Many who visit our site will have heard of Miller v Alabama, a landmark decision regarding JLWOP. The Supreme Court ruled that mandatory LWOP sentences for juveniles were unconstitutional and that a judge must consider mitigating factors before imposing LWOP on a juvenile. Many readers may be familiar with the criminal case behind the ruling. Unfortunately, much of what is said about this case is not accurate.
Evan Miller, 14, and his friend Colby Smith, 16, brutally beat Cole Cannon with a baseball bat before setting his trailer on fire. Cole, who was still alive when the fire was set, died of blunt force trauma and smoke inhalation. The barbarity of this crime is minimized by anti-JLWOP activists, especially the Equal Justice Initiative. The EJI has also gone so far as to blame Cole for his death.

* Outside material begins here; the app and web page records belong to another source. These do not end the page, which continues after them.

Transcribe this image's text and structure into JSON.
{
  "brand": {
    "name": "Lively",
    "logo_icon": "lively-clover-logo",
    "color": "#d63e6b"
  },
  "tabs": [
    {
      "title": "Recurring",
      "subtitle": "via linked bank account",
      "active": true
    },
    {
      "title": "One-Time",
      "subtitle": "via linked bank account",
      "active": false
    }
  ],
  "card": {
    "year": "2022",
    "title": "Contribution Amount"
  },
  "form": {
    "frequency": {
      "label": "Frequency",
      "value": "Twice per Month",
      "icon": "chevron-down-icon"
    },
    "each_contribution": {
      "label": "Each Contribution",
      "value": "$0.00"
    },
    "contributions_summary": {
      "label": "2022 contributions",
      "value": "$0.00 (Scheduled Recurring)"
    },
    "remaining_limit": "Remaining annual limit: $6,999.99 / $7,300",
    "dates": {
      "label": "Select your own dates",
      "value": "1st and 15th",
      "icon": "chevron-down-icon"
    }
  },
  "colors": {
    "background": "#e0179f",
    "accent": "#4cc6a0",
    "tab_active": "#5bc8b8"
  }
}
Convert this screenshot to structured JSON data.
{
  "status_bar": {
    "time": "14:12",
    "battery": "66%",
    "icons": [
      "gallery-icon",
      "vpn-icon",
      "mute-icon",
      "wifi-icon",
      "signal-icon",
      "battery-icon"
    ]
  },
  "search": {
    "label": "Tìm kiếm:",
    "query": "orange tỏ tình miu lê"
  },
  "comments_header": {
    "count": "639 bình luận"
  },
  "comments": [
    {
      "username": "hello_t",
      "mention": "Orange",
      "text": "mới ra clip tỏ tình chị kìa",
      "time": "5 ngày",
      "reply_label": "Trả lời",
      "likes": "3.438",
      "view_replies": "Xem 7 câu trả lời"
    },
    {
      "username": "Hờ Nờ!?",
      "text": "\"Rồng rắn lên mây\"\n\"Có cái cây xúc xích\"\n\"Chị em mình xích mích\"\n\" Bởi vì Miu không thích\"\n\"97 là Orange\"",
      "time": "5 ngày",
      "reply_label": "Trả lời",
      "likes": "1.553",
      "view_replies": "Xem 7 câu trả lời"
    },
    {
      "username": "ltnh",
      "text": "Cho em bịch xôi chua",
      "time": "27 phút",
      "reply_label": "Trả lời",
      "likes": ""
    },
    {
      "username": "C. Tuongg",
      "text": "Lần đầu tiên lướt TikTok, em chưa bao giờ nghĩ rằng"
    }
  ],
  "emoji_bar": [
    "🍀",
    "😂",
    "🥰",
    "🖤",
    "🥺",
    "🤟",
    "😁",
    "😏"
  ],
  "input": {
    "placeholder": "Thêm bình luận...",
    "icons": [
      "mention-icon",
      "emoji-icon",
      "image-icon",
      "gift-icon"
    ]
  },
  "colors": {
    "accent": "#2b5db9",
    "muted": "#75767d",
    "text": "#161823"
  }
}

Miller and Smith beat Cole with a baseball bat and set his house on fire, leaving him to die of smoke inhalation and the blunt force trauma their beating gave him. During the crime, Miller placed a shirt over Cole’s head and said “Cole, I am God and I come to take your life.” Miller later bragged about the crime.
Anti-JLWOP activists, particularly the EJI, have shamelessly slandered Cole and minimized his murder to promote their agenda. In their amicus brief, the EJI cites what Miller told them about the crime rather than the facts proven at trial. As Cole’s daughter writes in our memorial for him: “They slant to make it sound as if my father initiated things by ‘interrupting Evan, his family and friend’ ‘being visibly intoxicated’ ‘making a drug deal with Evan’s mother,’ ‘ accompanying the boys to his home and drinking with them.'” From pages 6-7 of their brief:
“In this environment, late at night on July 15, 2003, Evan’s 52-year-old neighbor, Cole Cannon, interrupted Evan, his family, and his friend Colby Smith as they prepared to go to bed. J.A. 132; R. 710. Evan was then 14 years old; Colby Smith was 16. R. 1022. Mr. Cannon, who was visibly intoxicated (J.A. 132), made a drug deal with Evan’s mother within earshot of the two boys. R. 1004. Later, when Mr. Cannon returned to his own home, the two boys
accompanied him. Mr. Cannon gave them alcohol and asked the boys to go buy some marijuana with money that he provided. R. 710, 1008, 1012. The three of them smoked the marijuana and played drinking games. J.A. 132-33. Evan was highly intoxicated after consuming almost a fifth of whiskey and two Klonopin pills in addition to the marijuana. J.A.
45, 138. Colby Smith testified at Evan’s trial that the boys planned to steal Mr. Cannon’s wallet. “
Where did they get the idea that Cole was drunk and dealing drugs? Neither Miller nor his mother are credible. EJI’s founder Bryan Stevenson also writes on page 265 of his book, Just Mercy, that Cole did drugs and played drinking games with Smith and Miller.
The EJI also blames the victim by claiming Cole initiated the violence.
From page 7 of the EJI’s brief. “At some point while the boys were at Mr. Cannon’s home, an altercation began. The cause of the altercation was disputed, but both boys agreed that Mr. Cannon initiated the physical aggression by grabbing Evan’s throat. J.A. 133; R. 710-11, 984. Colby Smith admitted at trial that he reacted by beating Mr. Cannon in the head with a baseball bat.”
On page 265 of Just Mercy Stevenson writes that Cole grabbed Evan after they tried to steal his wallet. He then writes that “the older boy responded by hitting the man in the head with a bat. Both boys started beating him and then set his trailer on fire.” He declined to mention the “I am God” quote.
The EJI’s brief minimized Cole’s painful death by simply saying that “Mr Cannon died of smoke inhalation”(page 7). They decline to mention that the blunt force trauma he sustained during Miller and Smith’s beating was also a cause of death.
Research by NOVJM.